As the band left the stage, the cheering reached an almost deafening level, begging Simon and his crew to come back out as not a single person returned to their seats. After the first song a fan gave him a bouquet of flowers. For the Graceland song I Know What I Know it seemed even more upbeat with a calypso feel instead of the afro-pop it is on record the song also didn’t have any backing vocals like the other Graceland cuts. At one point the guitarist played a solo that sounded almost exactly like the Ritchie Valens song La Bamba.

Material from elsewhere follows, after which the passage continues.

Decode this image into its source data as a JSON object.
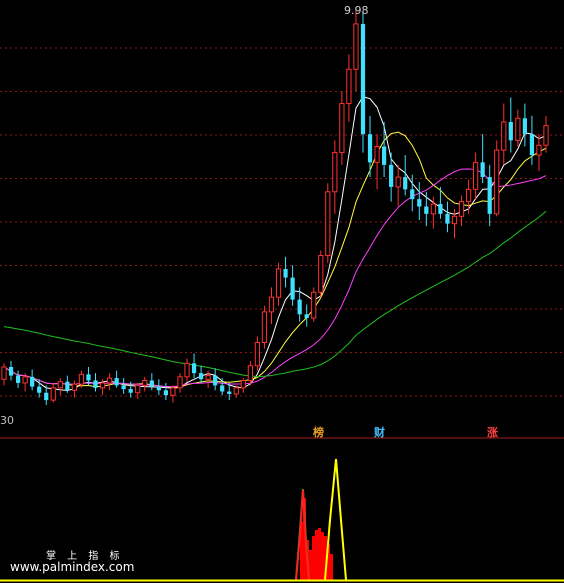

The band went off stage and came back out for a second encore, which if you had looked at the set lists of his recent shows was entirely planned. Not that anyone had sat down or stopped cheering; the second encore felt earned and justified. Having previously played two Simon and Garfunkel songs earlier in the set it wasn’t a shock to hear more, but those were deep cuts, this time they were hits. Paul Simon stood alone on stage strumming along to the 1970 song The Boxer and when the first chorus kicked in the rest of the band joined him on stage making the transition from the old to the new seamlessly. The night finished off in triumphant fashion with the seminal 1966 folk song Sound of Silence, possibly the best and most well known song in the Simon and Garfunkel catalog. The band left Simon again as the quiet and powerful song took control of the audience. Some people sung along in a hushed manner, but the intimacy of the show was palpable. On a personal note I closed my eyes during the song and felt the hairs on the back of my neck stand up with the impact of hearing this song live.
Paul Simon had been a bucket list artist to see, and not only did he exceed my lofty expectations it might very well have been the best show I have every seen, easily the tops of an already great year in which I’ve seen David Gilmour, Tame Impala, Muse and other great shows. It was a rewarding performance and one that will be as indelible of a memory as is my memories of listening to his music from a young age.